◆ STORED DATA

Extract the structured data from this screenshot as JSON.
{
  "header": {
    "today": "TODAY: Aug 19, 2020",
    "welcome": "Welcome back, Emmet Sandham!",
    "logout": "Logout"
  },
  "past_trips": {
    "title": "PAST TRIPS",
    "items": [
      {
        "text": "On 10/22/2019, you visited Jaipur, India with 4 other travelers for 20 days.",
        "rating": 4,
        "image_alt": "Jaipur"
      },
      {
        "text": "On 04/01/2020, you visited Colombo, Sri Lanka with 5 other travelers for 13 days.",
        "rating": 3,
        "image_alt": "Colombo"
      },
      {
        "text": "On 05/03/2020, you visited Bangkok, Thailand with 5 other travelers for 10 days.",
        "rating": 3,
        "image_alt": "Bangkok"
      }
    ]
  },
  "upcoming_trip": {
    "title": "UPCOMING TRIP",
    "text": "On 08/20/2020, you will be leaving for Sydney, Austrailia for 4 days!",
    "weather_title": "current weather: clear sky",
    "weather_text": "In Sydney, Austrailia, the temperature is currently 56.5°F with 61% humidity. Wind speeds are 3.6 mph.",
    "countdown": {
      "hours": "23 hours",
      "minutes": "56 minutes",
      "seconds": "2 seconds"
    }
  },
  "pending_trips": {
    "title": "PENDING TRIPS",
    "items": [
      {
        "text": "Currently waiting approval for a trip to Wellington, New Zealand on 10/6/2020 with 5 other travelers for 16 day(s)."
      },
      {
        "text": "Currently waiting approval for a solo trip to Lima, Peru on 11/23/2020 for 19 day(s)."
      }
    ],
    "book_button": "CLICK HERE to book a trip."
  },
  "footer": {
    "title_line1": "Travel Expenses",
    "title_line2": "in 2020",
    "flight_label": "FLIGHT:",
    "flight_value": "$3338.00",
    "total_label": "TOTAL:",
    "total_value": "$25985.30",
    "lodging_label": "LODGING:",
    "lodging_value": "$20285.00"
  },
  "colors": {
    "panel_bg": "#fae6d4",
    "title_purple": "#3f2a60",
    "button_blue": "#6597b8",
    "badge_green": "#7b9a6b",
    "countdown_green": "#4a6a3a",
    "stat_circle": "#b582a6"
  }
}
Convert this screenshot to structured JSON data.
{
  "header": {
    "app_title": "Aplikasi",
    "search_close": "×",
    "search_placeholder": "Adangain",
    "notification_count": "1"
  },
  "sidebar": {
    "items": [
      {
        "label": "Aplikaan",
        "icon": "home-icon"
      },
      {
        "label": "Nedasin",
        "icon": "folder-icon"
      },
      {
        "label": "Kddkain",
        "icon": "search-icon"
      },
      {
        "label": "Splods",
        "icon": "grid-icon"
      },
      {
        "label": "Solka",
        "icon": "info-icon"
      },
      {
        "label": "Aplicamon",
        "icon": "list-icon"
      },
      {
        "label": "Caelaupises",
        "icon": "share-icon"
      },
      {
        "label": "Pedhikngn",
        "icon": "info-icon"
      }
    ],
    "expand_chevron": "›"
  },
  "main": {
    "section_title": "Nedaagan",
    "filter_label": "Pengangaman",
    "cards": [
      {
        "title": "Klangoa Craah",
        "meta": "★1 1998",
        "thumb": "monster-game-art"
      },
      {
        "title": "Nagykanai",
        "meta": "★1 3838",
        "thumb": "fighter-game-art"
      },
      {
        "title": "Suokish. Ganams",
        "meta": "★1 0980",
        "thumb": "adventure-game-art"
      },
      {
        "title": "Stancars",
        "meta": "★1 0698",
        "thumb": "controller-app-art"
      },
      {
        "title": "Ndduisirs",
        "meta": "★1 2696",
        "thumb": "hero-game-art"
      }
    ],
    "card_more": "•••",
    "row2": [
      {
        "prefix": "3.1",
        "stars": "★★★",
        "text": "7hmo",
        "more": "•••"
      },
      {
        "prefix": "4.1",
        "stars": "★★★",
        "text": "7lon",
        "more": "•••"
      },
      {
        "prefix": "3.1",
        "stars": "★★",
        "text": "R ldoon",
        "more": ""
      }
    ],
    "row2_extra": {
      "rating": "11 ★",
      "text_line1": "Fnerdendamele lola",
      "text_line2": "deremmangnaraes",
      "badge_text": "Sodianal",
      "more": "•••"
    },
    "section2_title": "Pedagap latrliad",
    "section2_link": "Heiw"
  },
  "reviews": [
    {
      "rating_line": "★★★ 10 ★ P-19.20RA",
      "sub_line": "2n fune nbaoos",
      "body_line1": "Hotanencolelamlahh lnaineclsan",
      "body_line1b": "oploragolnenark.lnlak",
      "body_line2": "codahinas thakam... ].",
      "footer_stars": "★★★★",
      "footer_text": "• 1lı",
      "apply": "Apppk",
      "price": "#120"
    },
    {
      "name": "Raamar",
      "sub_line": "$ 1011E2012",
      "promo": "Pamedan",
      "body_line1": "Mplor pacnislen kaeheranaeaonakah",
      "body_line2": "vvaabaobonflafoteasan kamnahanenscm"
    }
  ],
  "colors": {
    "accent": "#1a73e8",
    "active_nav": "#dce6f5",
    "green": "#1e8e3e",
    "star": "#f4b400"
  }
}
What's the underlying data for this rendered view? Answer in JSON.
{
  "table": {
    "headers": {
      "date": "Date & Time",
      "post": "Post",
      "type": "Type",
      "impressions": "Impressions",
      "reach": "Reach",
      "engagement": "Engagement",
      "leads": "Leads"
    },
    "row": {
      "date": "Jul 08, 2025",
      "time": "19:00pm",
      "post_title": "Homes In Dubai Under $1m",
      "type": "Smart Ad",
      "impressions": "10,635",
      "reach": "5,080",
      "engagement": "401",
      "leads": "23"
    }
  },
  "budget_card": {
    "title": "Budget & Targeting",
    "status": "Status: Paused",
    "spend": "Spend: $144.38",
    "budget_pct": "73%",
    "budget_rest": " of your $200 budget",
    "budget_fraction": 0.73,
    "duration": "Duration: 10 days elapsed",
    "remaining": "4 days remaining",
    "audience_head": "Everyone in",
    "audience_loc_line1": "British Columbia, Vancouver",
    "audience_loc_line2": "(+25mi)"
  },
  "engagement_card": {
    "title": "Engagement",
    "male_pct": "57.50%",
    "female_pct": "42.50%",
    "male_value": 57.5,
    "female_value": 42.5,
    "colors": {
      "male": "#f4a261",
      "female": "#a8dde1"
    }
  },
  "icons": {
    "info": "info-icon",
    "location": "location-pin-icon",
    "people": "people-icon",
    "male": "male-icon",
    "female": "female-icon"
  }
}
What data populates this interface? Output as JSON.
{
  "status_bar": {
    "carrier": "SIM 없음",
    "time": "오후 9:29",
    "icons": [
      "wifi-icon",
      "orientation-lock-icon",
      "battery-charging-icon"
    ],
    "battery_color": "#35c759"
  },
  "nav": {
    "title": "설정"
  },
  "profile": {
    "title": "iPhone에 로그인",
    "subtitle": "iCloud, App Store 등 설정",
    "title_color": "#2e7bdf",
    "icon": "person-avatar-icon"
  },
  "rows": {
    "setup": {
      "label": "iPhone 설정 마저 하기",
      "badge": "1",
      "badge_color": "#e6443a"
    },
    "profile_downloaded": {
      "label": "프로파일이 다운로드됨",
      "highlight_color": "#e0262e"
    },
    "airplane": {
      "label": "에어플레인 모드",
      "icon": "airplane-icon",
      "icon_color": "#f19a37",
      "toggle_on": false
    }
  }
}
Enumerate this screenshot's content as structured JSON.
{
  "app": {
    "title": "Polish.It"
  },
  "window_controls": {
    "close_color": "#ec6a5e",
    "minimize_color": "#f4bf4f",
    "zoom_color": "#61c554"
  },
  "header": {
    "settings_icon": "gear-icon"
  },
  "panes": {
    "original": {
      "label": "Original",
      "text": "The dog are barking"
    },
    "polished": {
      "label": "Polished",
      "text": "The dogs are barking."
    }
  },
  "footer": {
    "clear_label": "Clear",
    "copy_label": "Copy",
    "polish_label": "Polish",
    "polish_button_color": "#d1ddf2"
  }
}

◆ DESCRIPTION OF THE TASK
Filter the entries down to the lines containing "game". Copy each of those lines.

◆ SOLUTION TO THE EXERCISE
        "thumb": "monster-game-art"
        "thumb": "fighter-game-art"
        "thumb": "adventure-game-art"
        "thumb": "hero-game-art"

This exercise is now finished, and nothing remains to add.